**WHAT YOU ARE ASKED TO DO**
Locate each line in the records containing "glyph". Copy it.

**GIVEN RECORDS**
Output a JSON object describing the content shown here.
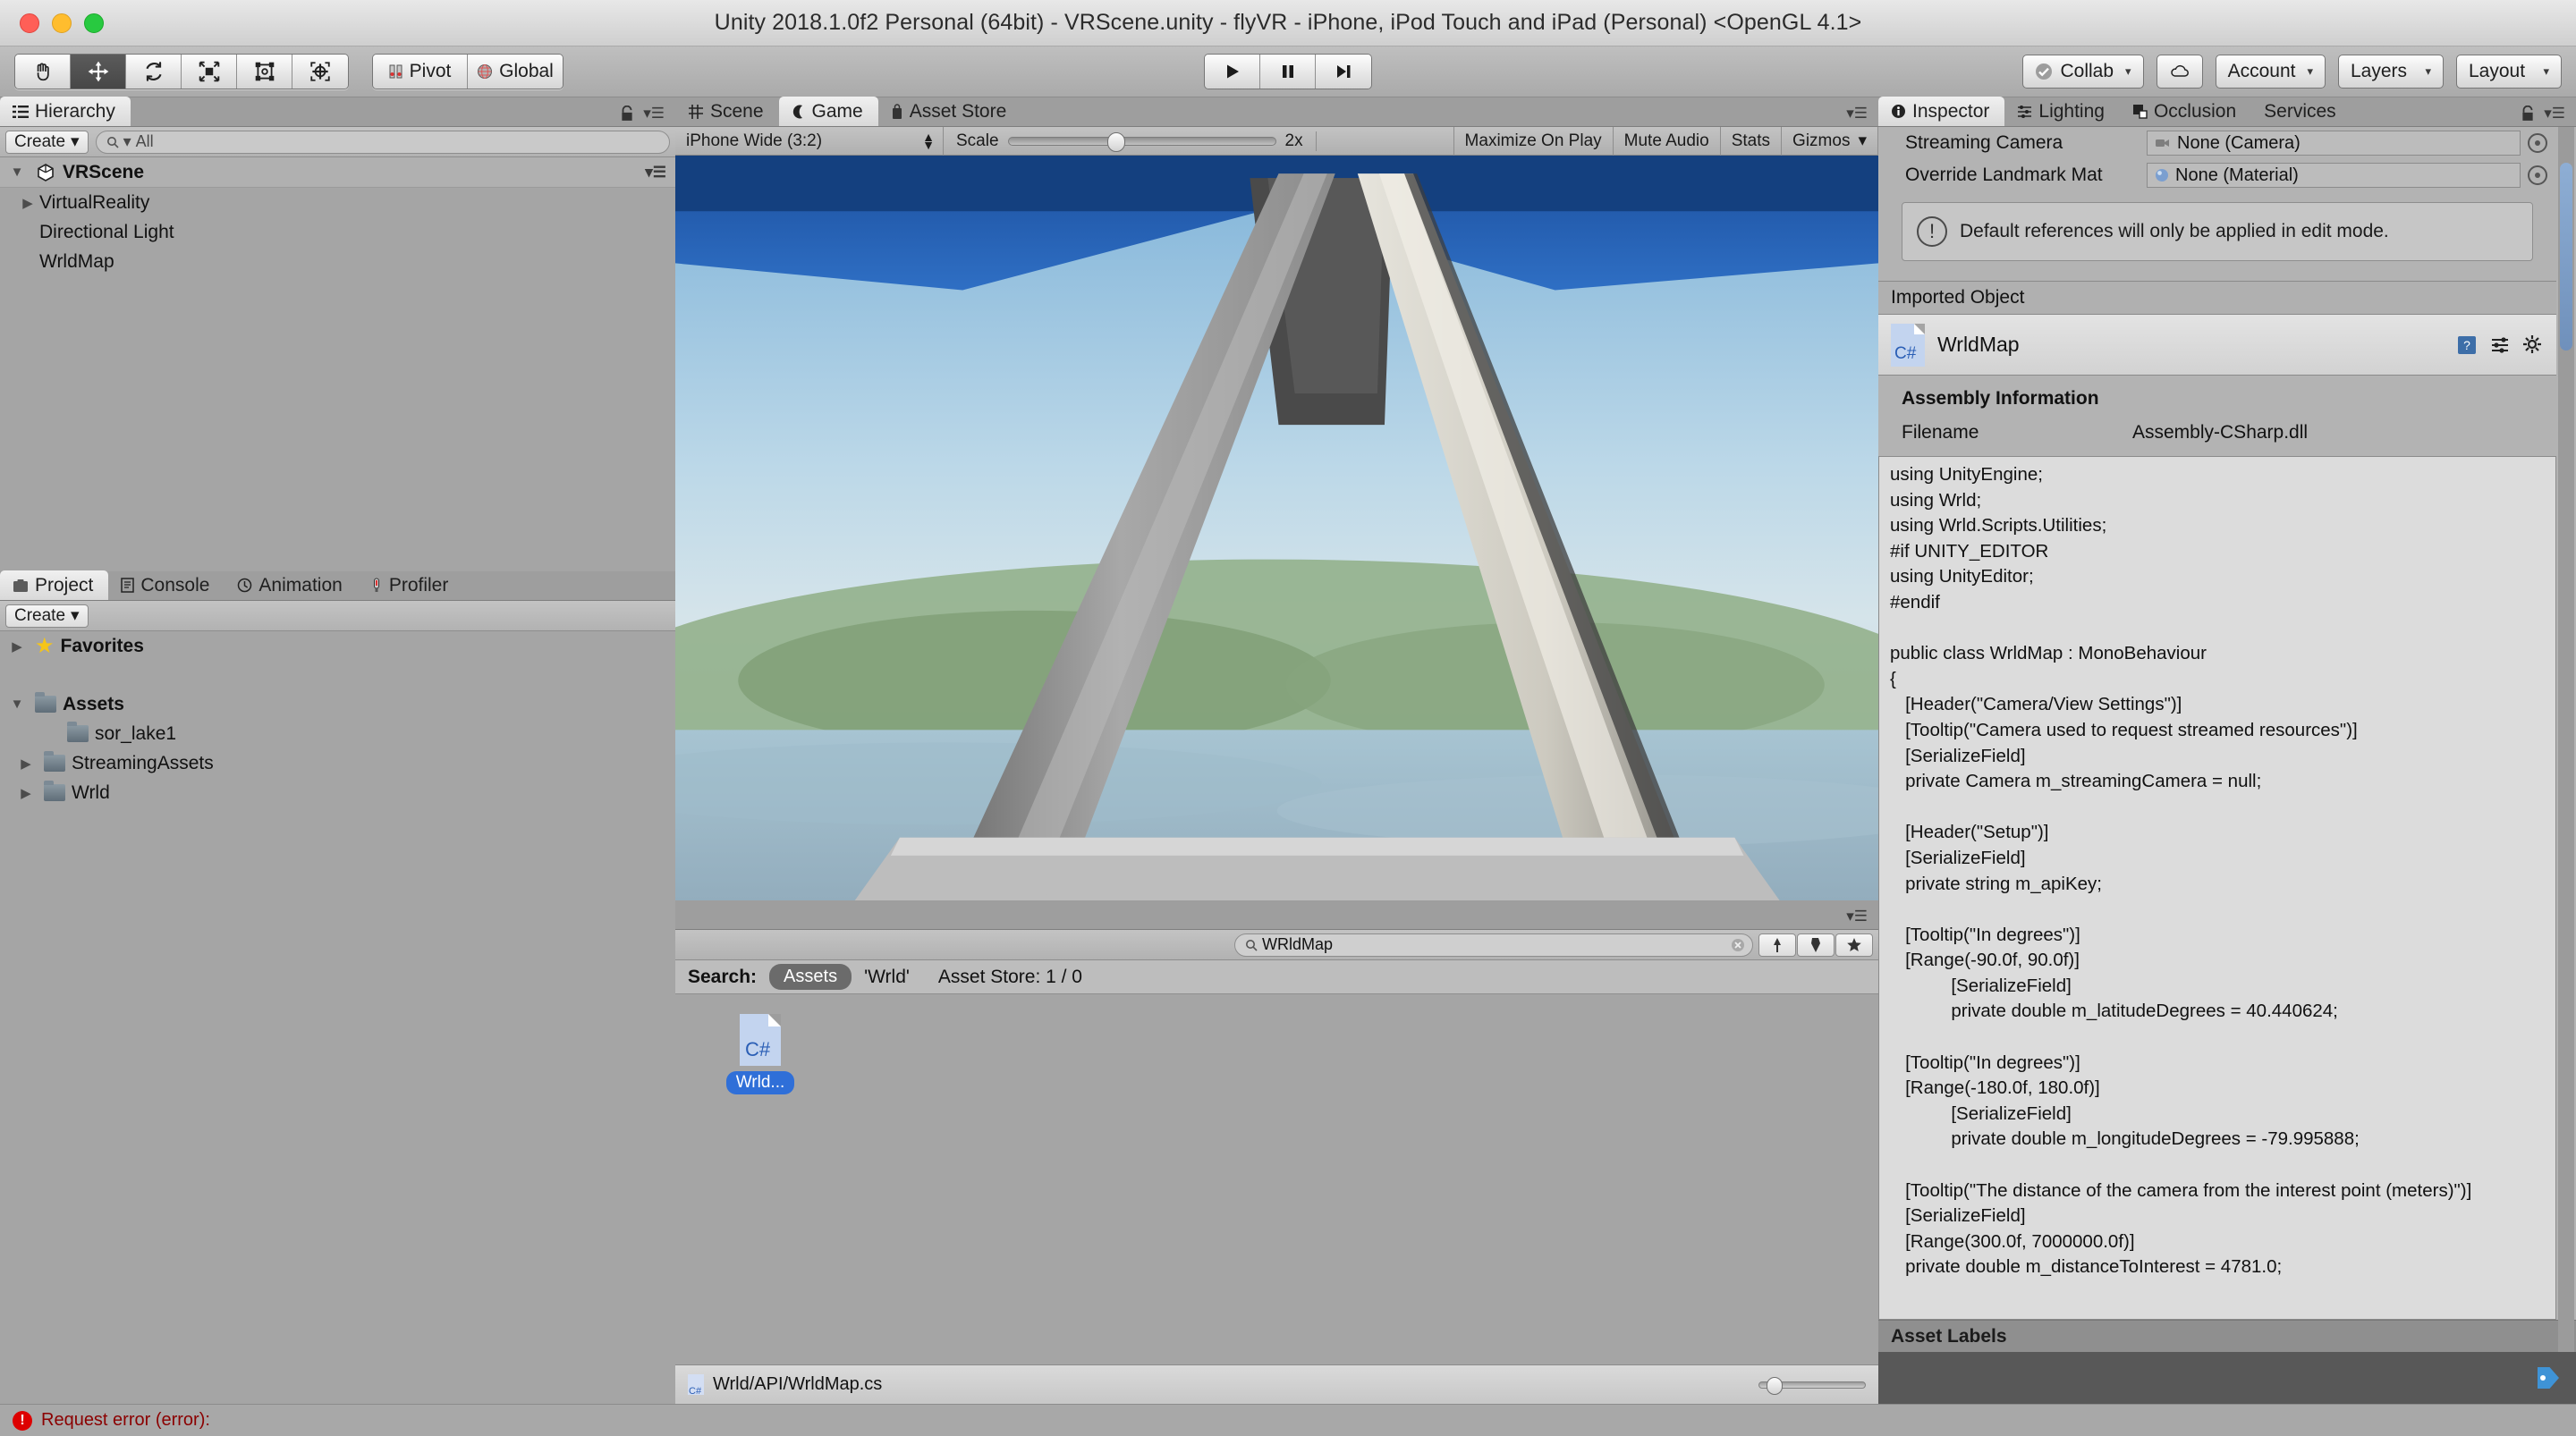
{
  "window": {
    "title": "Unity 2018.1.0f2 Personal (64bit) - VRScene.unity - flyVR - iPhone, iPod Touch and iPad (Personal) <OpenGL 4.1>"
  },
  "toolbar": {
    "tools": [
      {
        "name": "hand-tool",
        "glyph": "✋"
      },
      {
        "name": "move-tool",
        "glyph": "✥"
      },
      {
        "name": "rotate-tool",
        "glyph": "⟳"
      },
      {
        "name": "scale-tool",
        "glyph": "⤡"
      },
      {
        "name": "rect-tool",
        "glyph": "▣"
      },
      {
        "name": "transform-tool",
        "glyph": "✣"
      }
    ],
    "pivot_label": "Pivot",
    "global_label": "Global",
    "play_label": "▶",
    "pause_label": "❚❚",
    "step_label": "▶▌",
    "collab_label": "Collab",
    "cloud_label": "cloud",
    "account_label": "Account",
    "layers_label": "Layers",
    "layout_label": "Layout"
  },
  "hierarchy": {
    "tab_label": "Hierarchy",
    "create_label": "Create",
    "search_placeholder": "All",
    "scene_name": "VRScene",
    "items": [
      {
        "label": "VirtualReality",
        "expandable": true
      },
      {
        "label": "Directional Light",
        "expandable": false
      },
      {
        "label": "WrldMap",
        "expandable": false
      }
    ]
  },
  "center_tabs": [
    {
      "label": "Scene",
      "icon": "grid-icon",
      "active": false
    },
    {
      "label": "Game",
      "icon": "gamepad-icon",
      "active": true
    },
    {
      "label": "Asset Store",
      "icon": "store-icon",
      "active": false
    }
  ],
  "game_view": {
    "aspect": "iPhone Wide (3:2)",
    "scale_label": "Scale",
    "scale_value": "2x",
    "maximize_label": "Maximize On Play",
    "mute_label": "Mute Audio",
    "stats_label": "Stats",
    "gizmos_label": "Gizmos"
  },
  "inspector": {
    "tabs": [
      {
        "label": "Inspector",
        "icon": "info-icon",
        "active": true
      },
      {
        "label": "Lighting",
        "icon": "lighting-icon",
        "active": false
      },
      {
        "label": "Occlusion",
        "icon": "occlusion-icon",
        "active": false
      },
      {
        "label": "Services",
        "icon": "services-icon",
        "active": false
      }
    ],
    "fields": [
      {
        "label": "Streaming Camera",
        "value": "None (Camera)",
        "icon": "camera-icon"
      },
      {
        "label": "Override Landmark Mat",
        "value": "None (Material)",
        "icon": "material-icon"
      }
    ],
    "help_text": "Default references will only be applied in edit mode.",
    "imported_object_header": "Imported Object",
    "object_name": "WrldMap",
    "object_icon_label": "C#",
    "assembly_title": "Assembly Information",
    "assembly_filename_key": "Filename",
    "assembly_filename_value": "Assembly-CSharp.dll",
    "source_code": "using UnityEngine;\nusing Wrld;\nusing Wrld.Scripts.Utilities;\n#if UNITY_EDITOR\nusing UnityEditor;\n#endif\n\npublic class WrldMap : MonoBehaviour\n{\n   [Header(\"Camera/View Settings\")]\n   [Tooltip(\"Camera used to request streamed resources\")]\n   [SerializeField]\n   private Camera m_streamingCamera = null;\n\n   [Header(\"Setup\")]\n   [SerializeField]\n   private string m_apiKey;\n\n   [Tooltip(\"In degrees\")]\n   [Range(-90.0f, 90.0f)]\n            [SerializeField]\n            private double m_latitudeDegrees = 40.440624;\n\n   [Tooltip(\"In degrees\")]\n   [Range(-180.0f, 180.0f)]\n            [SerializeField]\n            private double m_longitudeDegrees = -79.995888;\n\n   [Tooltip(\"The distance of the camera from the interest point (meters)\")]\n   [SerializeField]\n   [Range(300.0f, 7000000.0f)]\n   private double m_distanceToInterest = 4781.0;",
    "asset_labels_header": "Asset Labels"
  },
  "project": {
    "tabs": [
      {
        "label": "Project",
        "icon": "project-icon",
        "active": true
      },
      {
        "label": "Console",
        "icon": "console-icon",
        "active": false
      },
      {
        "label": "Animation",
        "icon": "animation-icon",
        "active": false
      },
      {
        "label": "Profiler",
        "icon": "profiler-icon",
        "active": false
      }
    ],
    "create_label": "Create",
    "search_value": "WRldMap",
    "favorites_label": "Favorites",
    "tree": [
      {
        "label": "Assets",
        "depth": 0,
        "expandable": true,
        "bold": true
      },
      {
        "label": "sor_lake1",
        "depth": 1,
        "expandable": false,
        "bold": false
      },
      {
        "label": "StreamingAssets",
        "depth": 1,
        "expandable": true,
        "bold": false
      },
      {
        "label": "Wrld",
        "depth": 1,
        "expandable": true,
        "bold": false
      }
    ],
    "search_header_label": "Search:",
    "search_scope": "Assets",
    "search_term": "'Wrld'",
    "asset_store_count": "Asset Store: 1 / 0",
    "asset_item_label": "Wrld...",
    "asset_item_type": "C#",
    "footer_path": "Wrld/API/WrldMap.cs"
  },
  "statusbar": {
    "message": "Request error (error):"
  },
  "colors": {
    "accent_blue": "#2f6fd8",
    "error_red": "#8b0000",
    "panel_gray": "#a5a5a5",
    "toolbar_gray": "#b5b5b5"
  }
}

**RESULT BELOW**
        "glyph": "✋"
        "glyph": "✥"
        "glyph": "⟳"
        "glyph": "⤡"
        "glyph": "▣"
        "glyph": "✣"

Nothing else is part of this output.